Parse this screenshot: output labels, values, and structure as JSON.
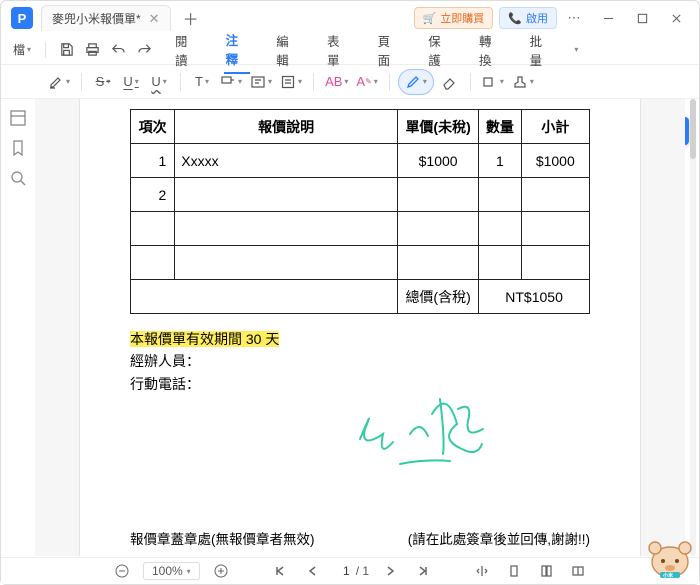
{
  "app": {
    "logo_letter": "P",
    "tab_title": "麥兜小米報價單*",
    "buy_label": "立即購買",
    "enable_label": "啟用",
    "more": "⋯"
  },
  "menu": {
    "file": "檔",
    "tabs": [
      "閱讀",
      "注釋",
      "編輯",
      "表單",
      "頁面",
      "保護",
      "轉換",
      "批量"
    ],
    "active": "注釋"
  },
  "doc": {
    "headers": {
      "item": "項次",
      "desc": "報價說明",
      "price": "單價(未稅)",
      "qty": "數量",
      "sub": "小計"
    },
    "rows": [
      {
        "item": "1",
        "desc": "Xxxxx",
        "price": "$1000",
        "qty": "1",
        "sub": "$1000"
      },
      {
        "item": "2",
        "desc": "",
        "price": "",
        "qty": "",
        "sub": ""
      },
      {
        "item": "",
        "desc": "",
        "price": "",
        "qty": "",
        "sub": ""
      },
      {
        "item": "",
        "desc": "",
        "price": "",
        "qty": "",
        "sub": ""
      }
    ],
    "total_label": "總價(含稅)",
    "total_value": "NT$1050",
    "validity": "本報價單有效期間 30 天",
    "handler": "經辦人員：",
    "mobile": "行動電話：",
    "stamp_left": "報價章蓋章處(無報價章者無效)",
    "stamp_right": "(請在此處簽章後並回傳,謝謝!!)"
  },
  "status": {
    "zoom": "100%",
    "page_current": "1",
    "page_total": "/ 1"
  },
  "icons": {
    "letter_T": "T",
    "letter_AB": "AB",
    "letter_A": "A",
    "letter_U": "U",
    "letter_S": "S"
  }
}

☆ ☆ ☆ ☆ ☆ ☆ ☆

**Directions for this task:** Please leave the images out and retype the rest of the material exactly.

**Answer to the problem:**
Parse this screenshot: output labels, values, and structure as JSON.
{
  "app": {
    "logo_letter": "P",
    "tab_title": "麥兜小米報價單*",
    "buy_label": "立即購買",
    "enable_label": "啟用",
    "more": "⋯"
  },
  "menu": {
    "file": "檔",
    "tabs": [
      "閱讀",
      "注釋",
      "編輯",
      "表單",
      "頁面",
      "保護",
      "轉換",
      "批量"
    ],
    "active": "注釋"
  },
  "doc": {
    "headers": {
      "item": "項次",
      "desc": "報價說明",
      "price": "單價(未稅)",
      "qty": "數量",
      "sub": "小計"
    },
    "rows": [
      {
        "item": "1",
        "desc": "Xxxxx",
        "price": "$1000",
        "qty": "1",
        "sub": "$1000"
      },
      {
        "item": "2",
        "desc": "",
        "price": "",
        "qty": "",
        "sub": ""
      },
      {
        "item": "",
        "desc": "",
        "price": "",
        "qty": "",
        "sub": ""
      },
      {
        "item": "",
        "desc": "",
        "price": "",
        "qty": "",
        "sub": ""
      }
    ],
    "total_label": "總價(含稅)",
    "total_value": "NT$1050",
    "validity": "本報價單有效期間 30 天",
    "handler": "經辦人員：",
    "mobile": "行動電話：",
    "stamp_left": "報價章蓋章處(無報價章者無效)",
    "stamp_right": "(請在此處簽章後並回傳,謝謝!!)"
  },
  "status": {
    "zoom": "100%",
    "page_current": "1",
    "page_total": "/ 1"
  },
  "icons": {
    "letter_T": "T",
    "letter_AB": "AB",
    "letter_A": "A",
    "letter_U": "U",
    "letter_S": "S"
  }
}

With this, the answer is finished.